Personal Protective Equipment also known as PPE is a crucial part of Firefighter safety. PPE has come a long way since the first days of firefighting. Most firefighters back then would respond to fires in ordinary clothing or uniforms. Without any proper fire protection most fires would be fought from a defensive standpoint allowing the building to burn to the ground. Fast forward to present day, with the advances in technology, a firefighter can now enter a burning building and battle the fire from the interior.
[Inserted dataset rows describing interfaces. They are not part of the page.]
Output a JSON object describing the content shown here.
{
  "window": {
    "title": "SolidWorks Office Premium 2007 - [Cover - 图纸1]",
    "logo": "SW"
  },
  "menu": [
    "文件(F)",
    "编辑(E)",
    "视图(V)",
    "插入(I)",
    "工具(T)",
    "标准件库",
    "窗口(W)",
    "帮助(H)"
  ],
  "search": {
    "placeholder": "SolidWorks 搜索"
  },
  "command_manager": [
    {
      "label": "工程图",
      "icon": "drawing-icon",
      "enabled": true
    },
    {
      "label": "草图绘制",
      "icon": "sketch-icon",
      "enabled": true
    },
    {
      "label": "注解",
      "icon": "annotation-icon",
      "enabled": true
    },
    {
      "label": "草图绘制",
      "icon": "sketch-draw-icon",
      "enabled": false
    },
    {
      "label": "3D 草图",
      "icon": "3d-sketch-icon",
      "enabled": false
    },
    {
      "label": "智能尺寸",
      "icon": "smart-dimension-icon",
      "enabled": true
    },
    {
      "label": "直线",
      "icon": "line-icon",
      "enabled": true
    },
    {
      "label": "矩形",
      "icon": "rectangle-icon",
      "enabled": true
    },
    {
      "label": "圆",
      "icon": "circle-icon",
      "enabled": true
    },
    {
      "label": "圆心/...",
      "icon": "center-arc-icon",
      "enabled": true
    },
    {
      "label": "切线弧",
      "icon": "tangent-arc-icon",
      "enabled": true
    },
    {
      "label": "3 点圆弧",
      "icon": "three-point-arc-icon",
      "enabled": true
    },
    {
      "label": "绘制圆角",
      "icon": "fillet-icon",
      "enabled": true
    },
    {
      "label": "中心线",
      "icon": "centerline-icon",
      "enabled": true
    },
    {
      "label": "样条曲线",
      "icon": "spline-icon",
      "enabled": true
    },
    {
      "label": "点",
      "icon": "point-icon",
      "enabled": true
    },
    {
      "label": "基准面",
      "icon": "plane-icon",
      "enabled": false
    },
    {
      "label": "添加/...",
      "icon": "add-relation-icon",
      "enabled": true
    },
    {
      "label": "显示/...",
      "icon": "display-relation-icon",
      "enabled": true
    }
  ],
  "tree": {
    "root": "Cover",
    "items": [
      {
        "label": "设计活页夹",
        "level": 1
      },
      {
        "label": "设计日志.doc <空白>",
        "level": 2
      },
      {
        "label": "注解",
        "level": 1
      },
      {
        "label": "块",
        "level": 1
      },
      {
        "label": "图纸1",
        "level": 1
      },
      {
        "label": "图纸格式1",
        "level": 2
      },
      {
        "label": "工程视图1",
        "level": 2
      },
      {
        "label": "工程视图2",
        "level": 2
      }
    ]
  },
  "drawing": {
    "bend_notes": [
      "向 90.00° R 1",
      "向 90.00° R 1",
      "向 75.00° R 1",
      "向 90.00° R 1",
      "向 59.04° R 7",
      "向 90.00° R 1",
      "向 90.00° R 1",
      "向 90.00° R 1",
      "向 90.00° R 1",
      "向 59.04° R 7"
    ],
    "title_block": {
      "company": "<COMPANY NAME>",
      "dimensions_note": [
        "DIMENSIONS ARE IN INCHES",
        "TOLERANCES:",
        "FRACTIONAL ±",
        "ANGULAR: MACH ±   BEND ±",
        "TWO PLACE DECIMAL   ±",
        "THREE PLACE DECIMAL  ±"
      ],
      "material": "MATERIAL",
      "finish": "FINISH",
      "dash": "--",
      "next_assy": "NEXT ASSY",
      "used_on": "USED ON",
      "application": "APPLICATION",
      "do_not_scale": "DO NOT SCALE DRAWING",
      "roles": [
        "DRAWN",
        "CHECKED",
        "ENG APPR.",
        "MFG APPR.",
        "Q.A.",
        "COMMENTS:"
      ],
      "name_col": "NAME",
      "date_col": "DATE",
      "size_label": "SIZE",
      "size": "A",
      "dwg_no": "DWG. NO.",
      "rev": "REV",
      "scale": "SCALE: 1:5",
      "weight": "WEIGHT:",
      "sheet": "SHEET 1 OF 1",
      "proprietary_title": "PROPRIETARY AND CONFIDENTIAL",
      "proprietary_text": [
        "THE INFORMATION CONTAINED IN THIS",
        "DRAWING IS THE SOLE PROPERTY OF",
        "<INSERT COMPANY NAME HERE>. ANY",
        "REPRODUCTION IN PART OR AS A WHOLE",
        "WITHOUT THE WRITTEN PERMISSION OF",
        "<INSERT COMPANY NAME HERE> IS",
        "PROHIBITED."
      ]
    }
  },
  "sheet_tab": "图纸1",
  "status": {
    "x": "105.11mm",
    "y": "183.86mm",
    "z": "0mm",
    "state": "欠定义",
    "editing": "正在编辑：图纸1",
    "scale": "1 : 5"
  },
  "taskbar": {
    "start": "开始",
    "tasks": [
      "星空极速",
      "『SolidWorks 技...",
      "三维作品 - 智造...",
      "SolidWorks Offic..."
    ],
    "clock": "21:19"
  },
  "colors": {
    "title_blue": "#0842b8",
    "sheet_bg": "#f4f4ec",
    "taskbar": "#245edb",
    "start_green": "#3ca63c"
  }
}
Modern day PPE consists of many parts including bunkers, helmets, boots, SCBA and face piece. Bunker gear, including jacket and pants, all have 3 layers. This is a requirement of NFPA 1971 which requires an outer shell, moisture barrier, and a thermal liner. The outer shell and the thermal layer both protect against radiant heat, and flame protection. The moisture barrier protects the firefighter from getting soaked in firefighting operations; which could cause problems such as steam burns. This allows the firefighter to operate in the extreme heat of structural fires. The helmet is made of high-tech plastic and composite materials that is resistant to heat. The curved brim on the rear is to prevent water and hot embers from rolling down the collars. The boots are usually heat resistant material and not steel toed to prevent heat buildup. The Self Contained Breathing Apparatus or SCBA and face piece is probably a firefighter most important piece of equipment. The SCBA is an open circuit breathing device with air tank and pack that connects to a face piece. This allows a firefighter to enter a fire or IDLH atmosphere without inhaling and toxic substances. This equipment could the difference between life and death for a firefighter.
There have been multiple Line of duty deaths documented related to PPE malfunctions or lack of PPE. Smoke inhalation is one of the leading cause in firefighter deaths. Without proper PPE firefighters will not be able to perform the required tasked that they are assigned. Whether it is a roof ventilation, interior fire attack, or a Hazmat incident PPE should always be a firefighter priority. In order to help those in need a firefighter must first help themselves by utilizing proper PPE